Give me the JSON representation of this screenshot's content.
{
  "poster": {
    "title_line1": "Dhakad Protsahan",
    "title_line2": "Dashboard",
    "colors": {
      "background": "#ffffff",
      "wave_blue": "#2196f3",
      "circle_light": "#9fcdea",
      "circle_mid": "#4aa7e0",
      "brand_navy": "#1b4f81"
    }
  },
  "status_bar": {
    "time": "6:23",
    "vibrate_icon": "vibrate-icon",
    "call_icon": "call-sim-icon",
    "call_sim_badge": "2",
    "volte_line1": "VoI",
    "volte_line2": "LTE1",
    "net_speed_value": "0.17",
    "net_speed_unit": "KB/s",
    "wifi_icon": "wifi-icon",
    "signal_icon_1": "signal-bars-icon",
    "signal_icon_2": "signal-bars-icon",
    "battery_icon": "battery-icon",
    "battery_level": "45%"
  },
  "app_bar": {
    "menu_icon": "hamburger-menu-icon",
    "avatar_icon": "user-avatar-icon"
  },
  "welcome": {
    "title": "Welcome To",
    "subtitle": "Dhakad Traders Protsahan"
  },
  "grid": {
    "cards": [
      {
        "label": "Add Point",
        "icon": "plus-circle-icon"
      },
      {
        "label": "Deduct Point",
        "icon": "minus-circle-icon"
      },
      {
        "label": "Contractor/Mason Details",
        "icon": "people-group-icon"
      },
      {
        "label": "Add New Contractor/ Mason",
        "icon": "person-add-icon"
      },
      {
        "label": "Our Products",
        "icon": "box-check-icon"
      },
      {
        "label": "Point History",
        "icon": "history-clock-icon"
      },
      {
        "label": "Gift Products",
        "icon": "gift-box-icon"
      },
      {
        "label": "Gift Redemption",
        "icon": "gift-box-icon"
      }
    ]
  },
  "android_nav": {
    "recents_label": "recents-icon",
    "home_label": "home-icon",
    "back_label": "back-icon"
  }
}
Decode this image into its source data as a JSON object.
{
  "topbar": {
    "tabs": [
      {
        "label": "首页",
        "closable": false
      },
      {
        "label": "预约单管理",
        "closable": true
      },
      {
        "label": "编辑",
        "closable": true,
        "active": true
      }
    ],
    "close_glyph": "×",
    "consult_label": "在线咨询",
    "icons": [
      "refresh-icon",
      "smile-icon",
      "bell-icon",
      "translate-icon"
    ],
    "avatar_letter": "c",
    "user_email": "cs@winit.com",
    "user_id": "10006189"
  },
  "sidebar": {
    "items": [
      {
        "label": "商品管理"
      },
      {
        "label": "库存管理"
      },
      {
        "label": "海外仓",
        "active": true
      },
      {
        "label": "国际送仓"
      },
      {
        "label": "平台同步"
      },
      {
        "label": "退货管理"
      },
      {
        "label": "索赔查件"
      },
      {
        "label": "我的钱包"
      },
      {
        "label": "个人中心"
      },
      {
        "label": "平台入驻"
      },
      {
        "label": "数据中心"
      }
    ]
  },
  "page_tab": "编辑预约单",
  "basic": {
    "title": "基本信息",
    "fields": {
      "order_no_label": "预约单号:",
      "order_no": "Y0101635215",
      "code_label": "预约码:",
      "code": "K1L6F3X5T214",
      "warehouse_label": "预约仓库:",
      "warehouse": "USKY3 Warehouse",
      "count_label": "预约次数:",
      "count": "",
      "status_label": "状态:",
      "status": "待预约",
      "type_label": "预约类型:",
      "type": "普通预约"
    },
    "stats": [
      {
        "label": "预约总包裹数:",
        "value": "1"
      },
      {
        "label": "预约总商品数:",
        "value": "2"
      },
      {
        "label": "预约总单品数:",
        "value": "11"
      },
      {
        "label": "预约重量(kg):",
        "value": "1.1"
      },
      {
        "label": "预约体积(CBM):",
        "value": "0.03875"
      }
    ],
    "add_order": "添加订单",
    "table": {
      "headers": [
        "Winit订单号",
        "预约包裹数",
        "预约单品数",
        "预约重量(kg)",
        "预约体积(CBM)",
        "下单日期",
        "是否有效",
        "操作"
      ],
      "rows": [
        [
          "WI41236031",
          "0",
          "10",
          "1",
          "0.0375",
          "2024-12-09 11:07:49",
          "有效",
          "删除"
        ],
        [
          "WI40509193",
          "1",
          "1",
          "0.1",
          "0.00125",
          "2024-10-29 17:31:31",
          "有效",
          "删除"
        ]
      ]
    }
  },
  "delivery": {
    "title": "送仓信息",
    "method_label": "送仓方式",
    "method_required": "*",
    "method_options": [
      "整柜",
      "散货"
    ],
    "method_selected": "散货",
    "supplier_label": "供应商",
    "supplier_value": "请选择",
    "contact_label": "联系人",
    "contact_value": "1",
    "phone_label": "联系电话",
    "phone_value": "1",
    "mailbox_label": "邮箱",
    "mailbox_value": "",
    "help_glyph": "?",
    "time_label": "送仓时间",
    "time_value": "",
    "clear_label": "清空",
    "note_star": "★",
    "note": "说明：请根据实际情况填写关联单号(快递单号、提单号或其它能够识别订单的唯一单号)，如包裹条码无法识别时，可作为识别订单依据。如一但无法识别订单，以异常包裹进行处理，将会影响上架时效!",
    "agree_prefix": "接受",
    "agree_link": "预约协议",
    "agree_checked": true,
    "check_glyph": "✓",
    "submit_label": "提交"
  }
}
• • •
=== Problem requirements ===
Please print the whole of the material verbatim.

=== Result below ===
Give me the JSON representation of this screenshot's content.
{
  "poster": {
    "title_line1": "Dhakad Protsahan",
    "title_line2": "Dashboard",
    "colors": {
      "background": "#ffffff",
      "wave_blue": "#2196f3",
      "circle_light": "#9fcdea",
      "circle_mid": "#4aa7e0",
      "brand_navy": "#1b4f81"
    }
  },
  "status_bar": {
    "time": "6:23",
    "vibrate_icon": "vibrate-icon",
    "call_icon": "call-sim-icon",
    "call_sim_badge": "2",
    "volte_line1": "VoI",
    "volte_line2": "LTE1",
    "net_speed_value": "0.17",
    "net_speed_unit": "KB/s",
    "wifi_icon": "wifi-icon",
    "signal_icon_1": "signal-bars-icon",
    "signal_icon_2": "signal-bars-icon",
    "battery_icon": "battery-icon",
    "battery_level": "45%"
  },
  "app_bar": {
    "menu_icon": "hamburger-menu-icon",
    "avatar_icon": "user-avatar-icon"
  },
  "welcome": {
    "title": "Welcome To",
    "subtitle": "Dhakad Traders Protsahan"
  },
  "grid": {
    "cards": [
      {
        "label": "Add Point",
        "icon": "plus-circle-icon"
      },
      {
        "label": "Deduct Point",
        "icon": "minus-circle-icon"
      },
      {
        "label": "Contractor/Mason Details",
        "icon": "people-group-icon"
      },
      {
        "label": "Add New Contractor/ Mason",
        "icon": "person-add-icon"
      },
      {
        "label": "Our Products",
        "icon": "box-check-icon"
      },
      {
        "label": "Point History",
        "icon": "history-clock-icon"
      },
      {
        "label": "Gift Products",
        "icon": "gift-box-icon"
      },
      {
        "label": "Gift Redemption",
        "icon": "gift-box-icon"
      }
    ]
  },
  "android_nav": {
    "recents_label": "recents-icon",
    "home_label": "home-icon",
    "back_label": "back-icon"
  }
}
Decode this image into its source data as a JSON object.
{
  "topbar": {
    "tabs": [
      {
        "label": "首页",
        "closable": false
      },
      {
        "label": "预约单管理",
        "closable": true
      },
      {
        "label": "编辑",
        "closable": true,
        "active": true
      }
    ],
    "close_glyph": "×",
    "consult_label": "在线咨询",
    "icons": [
      "refresh-icon",
      "smile-icon",
      "bell-icon",
      "translate-icon"
    ],
    "avatar_letter": "c",
    "user_email": "cs@winit.com",
    "user_id": "10006189"
  },
  "sidebar": {
    "items": [
      {
        "label": "商品管理"
      },
      {
        "label": "库存管理"
      },
      {
        "label": "海外仓",
        "active": true
      },
      {
        "label": "国际送仓"
      },
      {
        "label": "平台同步"
      },
      {
        "label": "退货管理"
      },
      {
        "label": "索赔查件"
      },
      {
        "label": "我的钱包"
      },
      {
        "label": "个人中心"
      },
      {
        "label": "平台入驻"
      },
      {
        "label": "数据中心"
      }
    ]
  },
  "page_tab": "编辑预约单",
  "basic": {
    "title": "基本信息",
    "fields": {
      "order_no_label": "预约单号:",
      "order_no": "Y0101635215",
      "code_label": "预约码:",
      "code": "K1L6F3X5T214",
      "warehouse_label": "预约仓库:",
      "warehouse": "USKY3 Warehouse",
      "count_label": "预约次数:",
      "count": "",
      "status_label": "状态:",
      "status": "待预约",
      "type_label": "预约类型:",
      "type": "普通预约"
    },
    "stats": [
      {
        "label": "预约总包裹数:",
        "value": "1"
      },
      {
        "label": "预约总商品数:",
        "value": "2"
      },
      {
        "label": "预约总单品数:",
        "value": "11"
      },
      {
        "label": "预约重量(kg):",
        "value": "1.1"
      },
      {
        "label": "预约体积(CBM):",
        "value": "0.03875"
      }
    ],
    "add_order": "添加订单",
    "table": {
      "headers": [
        "Winit订单号",
        "预约包裹数",
        "预约单品数",
        "预约重量(kg)",
        "预约体积(CBM)",
        "下单日期",
        "是否有效",
        "操作"
      ],
      "rows": [
        [
          "WI41236031",
          "0",
          "10",
          "1",
          "0.0375",
          "2024-12-09 11:07:49",
          "有效",
          "删除"
        ],
        [
          "WI40509193",
          "1",
          "1",
          "0.1",
          "0.00125",
          "2024-10-29 17:31:31",
          "有效",
          "删除"
        ]
      ]
    }
  },
  "delivery": {
    "title": "送仓信息",
    "method_label": "送仓方式",
    "method_required": "*",
    "method_options": [
      "整柜",
      "散货"
    ],
    "method_selected": "散货",
    "supplier_label": "供应商",
    "supplier_value": "请选择",
    "contact_label": "联系人",
    "contact_value": "1",
    "phone_label": "联系电话",
    "phone_value": "1",
    "mailbox_label": "邮箱",
    "mailbox_value": "",
    "help_glyph": "?",
    "time_label": "送仓时间",
    "time_value": "",
    "clear_label": "清空",
    "note_star": "★",
    "note": "说明：请根据实际情况填写关联单号(快递单号、提单号或其它能够识别订单的唯一单号)，如包裹条码无法识别时，可作为识别订单依据。如一但无法识别订单，以异常包裹进行处理，将会影响上架时效!",
    "agree_prefix": "接受",
    "agree_link": "预约协议",
    "agree_checked": true,
    "check_glyph": "✓",
    "submit_label": "提交"
  }
}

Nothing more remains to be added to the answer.